= Beginning of Section =

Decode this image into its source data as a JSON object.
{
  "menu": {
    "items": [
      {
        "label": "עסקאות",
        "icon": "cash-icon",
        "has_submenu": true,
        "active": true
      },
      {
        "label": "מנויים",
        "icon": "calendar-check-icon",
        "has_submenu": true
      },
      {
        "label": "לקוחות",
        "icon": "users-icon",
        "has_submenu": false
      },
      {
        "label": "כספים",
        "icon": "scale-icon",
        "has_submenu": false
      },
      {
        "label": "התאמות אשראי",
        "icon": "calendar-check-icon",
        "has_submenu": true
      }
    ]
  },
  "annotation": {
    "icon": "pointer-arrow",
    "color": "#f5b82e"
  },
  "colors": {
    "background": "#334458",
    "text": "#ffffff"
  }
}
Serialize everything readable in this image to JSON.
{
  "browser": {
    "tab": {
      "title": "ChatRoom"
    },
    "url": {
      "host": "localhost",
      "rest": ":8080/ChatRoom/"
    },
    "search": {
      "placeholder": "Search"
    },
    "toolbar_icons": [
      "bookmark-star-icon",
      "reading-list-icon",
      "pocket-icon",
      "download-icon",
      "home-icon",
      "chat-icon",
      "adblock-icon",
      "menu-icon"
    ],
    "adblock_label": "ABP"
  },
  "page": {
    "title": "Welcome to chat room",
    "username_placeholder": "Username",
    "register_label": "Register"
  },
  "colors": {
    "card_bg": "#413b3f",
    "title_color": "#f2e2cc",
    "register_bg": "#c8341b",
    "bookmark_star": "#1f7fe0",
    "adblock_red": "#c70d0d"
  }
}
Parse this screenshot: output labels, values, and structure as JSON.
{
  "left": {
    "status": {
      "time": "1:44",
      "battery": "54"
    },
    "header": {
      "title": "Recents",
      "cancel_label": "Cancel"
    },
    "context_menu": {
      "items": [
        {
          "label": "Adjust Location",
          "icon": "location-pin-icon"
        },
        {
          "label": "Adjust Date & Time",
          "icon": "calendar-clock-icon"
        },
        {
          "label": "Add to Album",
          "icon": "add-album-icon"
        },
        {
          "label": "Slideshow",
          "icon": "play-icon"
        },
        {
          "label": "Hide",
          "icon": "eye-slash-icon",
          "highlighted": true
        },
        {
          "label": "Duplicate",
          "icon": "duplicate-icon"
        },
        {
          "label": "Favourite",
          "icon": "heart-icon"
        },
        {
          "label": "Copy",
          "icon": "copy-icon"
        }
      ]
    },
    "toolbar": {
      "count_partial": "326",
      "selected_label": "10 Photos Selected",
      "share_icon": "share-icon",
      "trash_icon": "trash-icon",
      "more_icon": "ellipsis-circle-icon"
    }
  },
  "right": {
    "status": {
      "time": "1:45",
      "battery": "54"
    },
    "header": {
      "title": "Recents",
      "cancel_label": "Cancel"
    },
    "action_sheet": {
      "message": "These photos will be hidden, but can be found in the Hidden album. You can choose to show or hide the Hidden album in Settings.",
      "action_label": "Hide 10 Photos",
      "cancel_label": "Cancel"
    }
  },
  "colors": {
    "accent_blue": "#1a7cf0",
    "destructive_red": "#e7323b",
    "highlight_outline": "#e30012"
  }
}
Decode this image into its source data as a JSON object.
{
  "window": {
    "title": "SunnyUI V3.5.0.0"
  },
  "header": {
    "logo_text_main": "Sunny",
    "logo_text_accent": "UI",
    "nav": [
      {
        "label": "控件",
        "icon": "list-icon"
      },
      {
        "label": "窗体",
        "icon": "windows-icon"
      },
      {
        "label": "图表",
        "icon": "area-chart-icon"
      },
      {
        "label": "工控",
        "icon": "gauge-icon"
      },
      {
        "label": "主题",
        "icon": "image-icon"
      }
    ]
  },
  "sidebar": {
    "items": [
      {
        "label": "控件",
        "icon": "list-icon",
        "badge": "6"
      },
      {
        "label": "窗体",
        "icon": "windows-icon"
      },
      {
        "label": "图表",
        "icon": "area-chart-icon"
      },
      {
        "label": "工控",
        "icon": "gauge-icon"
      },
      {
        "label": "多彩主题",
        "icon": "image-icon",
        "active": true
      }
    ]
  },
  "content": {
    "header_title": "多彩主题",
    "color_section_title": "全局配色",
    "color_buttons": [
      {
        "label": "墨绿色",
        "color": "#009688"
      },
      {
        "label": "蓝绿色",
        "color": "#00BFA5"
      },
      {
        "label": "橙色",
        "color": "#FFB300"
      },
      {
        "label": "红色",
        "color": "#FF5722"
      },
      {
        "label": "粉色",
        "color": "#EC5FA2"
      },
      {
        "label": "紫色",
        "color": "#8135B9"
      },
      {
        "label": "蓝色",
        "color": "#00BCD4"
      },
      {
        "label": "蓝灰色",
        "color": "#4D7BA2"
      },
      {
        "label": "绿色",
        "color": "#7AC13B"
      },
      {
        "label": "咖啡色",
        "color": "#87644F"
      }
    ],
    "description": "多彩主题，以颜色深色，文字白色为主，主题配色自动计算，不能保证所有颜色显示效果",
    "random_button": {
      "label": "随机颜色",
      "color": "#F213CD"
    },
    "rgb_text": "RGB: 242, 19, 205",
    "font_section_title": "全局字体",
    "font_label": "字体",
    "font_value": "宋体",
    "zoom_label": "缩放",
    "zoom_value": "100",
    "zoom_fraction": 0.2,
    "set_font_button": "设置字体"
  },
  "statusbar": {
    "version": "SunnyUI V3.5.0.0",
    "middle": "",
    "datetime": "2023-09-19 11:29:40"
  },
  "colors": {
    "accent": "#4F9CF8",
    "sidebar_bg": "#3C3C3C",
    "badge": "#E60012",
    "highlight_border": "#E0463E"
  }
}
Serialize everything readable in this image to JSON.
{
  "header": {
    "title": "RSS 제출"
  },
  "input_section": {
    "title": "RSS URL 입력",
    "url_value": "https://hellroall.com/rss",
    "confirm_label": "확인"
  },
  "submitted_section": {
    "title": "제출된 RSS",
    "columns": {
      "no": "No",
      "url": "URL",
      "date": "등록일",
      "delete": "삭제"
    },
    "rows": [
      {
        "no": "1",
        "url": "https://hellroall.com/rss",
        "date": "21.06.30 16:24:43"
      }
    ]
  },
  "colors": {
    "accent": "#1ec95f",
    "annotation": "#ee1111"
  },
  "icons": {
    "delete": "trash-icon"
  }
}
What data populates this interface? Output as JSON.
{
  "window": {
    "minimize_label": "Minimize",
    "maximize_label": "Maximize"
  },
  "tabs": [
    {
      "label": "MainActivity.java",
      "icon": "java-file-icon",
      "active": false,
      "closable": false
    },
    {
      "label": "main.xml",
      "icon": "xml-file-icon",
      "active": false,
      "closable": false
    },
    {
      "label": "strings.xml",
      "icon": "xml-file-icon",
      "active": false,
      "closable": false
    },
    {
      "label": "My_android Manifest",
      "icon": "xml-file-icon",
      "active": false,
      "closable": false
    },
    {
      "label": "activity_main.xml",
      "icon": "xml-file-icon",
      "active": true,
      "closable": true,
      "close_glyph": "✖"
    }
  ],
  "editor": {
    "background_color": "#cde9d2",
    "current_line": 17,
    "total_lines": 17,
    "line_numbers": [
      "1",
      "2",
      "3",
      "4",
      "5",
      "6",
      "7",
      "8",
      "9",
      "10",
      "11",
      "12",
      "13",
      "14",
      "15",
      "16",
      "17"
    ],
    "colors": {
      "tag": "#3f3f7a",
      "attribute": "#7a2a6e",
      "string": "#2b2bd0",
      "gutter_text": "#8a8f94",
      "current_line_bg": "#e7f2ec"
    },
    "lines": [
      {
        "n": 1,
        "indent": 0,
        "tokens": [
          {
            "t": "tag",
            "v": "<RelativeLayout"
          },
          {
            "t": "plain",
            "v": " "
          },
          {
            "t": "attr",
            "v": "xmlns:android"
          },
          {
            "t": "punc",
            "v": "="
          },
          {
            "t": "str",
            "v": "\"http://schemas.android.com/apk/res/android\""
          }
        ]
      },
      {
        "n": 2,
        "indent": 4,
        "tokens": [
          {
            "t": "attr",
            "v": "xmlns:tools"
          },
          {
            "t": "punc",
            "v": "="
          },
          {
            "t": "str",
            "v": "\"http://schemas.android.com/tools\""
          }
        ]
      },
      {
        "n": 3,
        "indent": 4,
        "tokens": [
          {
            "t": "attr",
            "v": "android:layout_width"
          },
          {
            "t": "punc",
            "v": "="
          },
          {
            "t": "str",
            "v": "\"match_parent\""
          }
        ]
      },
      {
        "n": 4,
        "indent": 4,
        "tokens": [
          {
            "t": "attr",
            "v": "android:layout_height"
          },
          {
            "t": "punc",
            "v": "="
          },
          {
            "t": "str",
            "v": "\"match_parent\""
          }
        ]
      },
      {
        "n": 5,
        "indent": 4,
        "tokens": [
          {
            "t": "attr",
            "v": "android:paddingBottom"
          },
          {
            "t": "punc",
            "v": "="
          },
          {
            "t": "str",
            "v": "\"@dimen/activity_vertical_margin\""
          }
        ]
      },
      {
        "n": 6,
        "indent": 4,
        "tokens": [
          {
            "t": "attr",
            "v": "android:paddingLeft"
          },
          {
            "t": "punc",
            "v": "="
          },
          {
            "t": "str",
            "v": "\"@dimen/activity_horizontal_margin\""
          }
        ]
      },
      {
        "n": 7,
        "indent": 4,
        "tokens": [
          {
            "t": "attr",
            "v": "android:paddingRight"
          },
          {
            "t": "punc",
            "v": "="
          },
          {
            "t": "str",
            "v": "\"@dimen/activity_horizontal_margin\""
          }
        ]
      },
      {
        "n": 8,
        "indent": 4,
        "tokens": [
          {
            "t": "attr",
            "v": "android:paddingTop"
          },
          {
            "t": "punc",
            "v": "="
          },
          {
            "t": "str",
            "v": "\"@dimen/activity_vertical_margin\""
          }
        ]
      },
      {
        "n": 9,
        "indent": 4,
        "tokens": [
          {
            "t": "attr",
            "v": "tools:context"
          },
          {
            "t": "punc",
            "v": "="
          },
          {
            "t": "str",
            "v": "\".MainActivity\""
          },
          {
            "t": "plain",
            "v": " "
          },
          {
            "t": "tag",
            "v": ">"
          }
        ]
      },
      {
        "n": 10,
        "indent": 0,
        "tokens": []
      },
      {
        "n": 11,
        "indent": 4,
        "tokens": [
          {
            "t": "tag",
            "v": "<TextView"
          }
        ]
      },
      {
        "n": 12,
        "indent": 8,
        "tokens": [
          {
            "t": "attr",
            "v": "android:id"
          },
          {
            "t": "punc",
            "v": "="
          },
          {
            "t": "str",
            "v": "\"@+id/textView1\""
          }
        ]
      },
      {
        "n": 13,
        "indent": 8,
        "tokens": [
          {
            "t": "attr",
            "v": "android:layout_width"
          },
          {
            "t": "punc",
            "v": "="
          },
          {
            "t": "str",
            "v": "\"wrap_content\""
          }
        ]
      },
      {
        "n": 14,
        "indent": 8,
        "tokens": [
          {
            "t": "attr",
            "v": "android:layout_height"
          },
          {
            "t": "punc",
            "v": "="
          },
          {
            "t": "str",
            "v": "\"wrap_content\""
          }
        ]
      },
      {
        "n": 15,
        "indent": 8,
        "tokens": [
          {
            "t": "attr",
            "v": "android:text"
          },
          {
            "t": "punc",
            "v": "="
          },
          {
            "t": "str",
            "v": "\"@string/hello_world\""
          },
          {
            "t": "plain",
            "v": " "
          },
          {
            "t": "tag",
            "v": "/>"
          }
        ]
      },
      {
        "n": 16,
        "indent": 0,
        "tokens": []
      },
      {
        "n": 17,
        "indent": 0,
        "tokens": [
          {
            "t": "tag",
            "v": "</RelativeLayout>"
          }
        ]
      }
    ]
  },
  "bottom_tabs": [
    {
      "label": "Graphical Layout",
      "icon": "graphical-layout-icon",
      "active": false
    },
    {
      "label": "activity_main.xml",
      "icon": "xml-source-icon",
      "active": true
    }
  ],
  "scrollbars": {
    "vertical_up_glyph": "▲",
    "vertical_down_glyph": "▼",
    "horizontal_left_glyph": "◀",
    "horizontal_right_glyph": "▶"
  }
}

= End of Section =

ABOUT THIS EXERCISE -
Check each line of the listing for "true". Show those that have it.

WRITTEN RESPONSE -
        "has_submenu": true,
        "active": true
        "has_submenu": true
        "has_submenu": true
          "highlighted": true
        "active": true
      "active": true,
      "closable": true,
      "active": true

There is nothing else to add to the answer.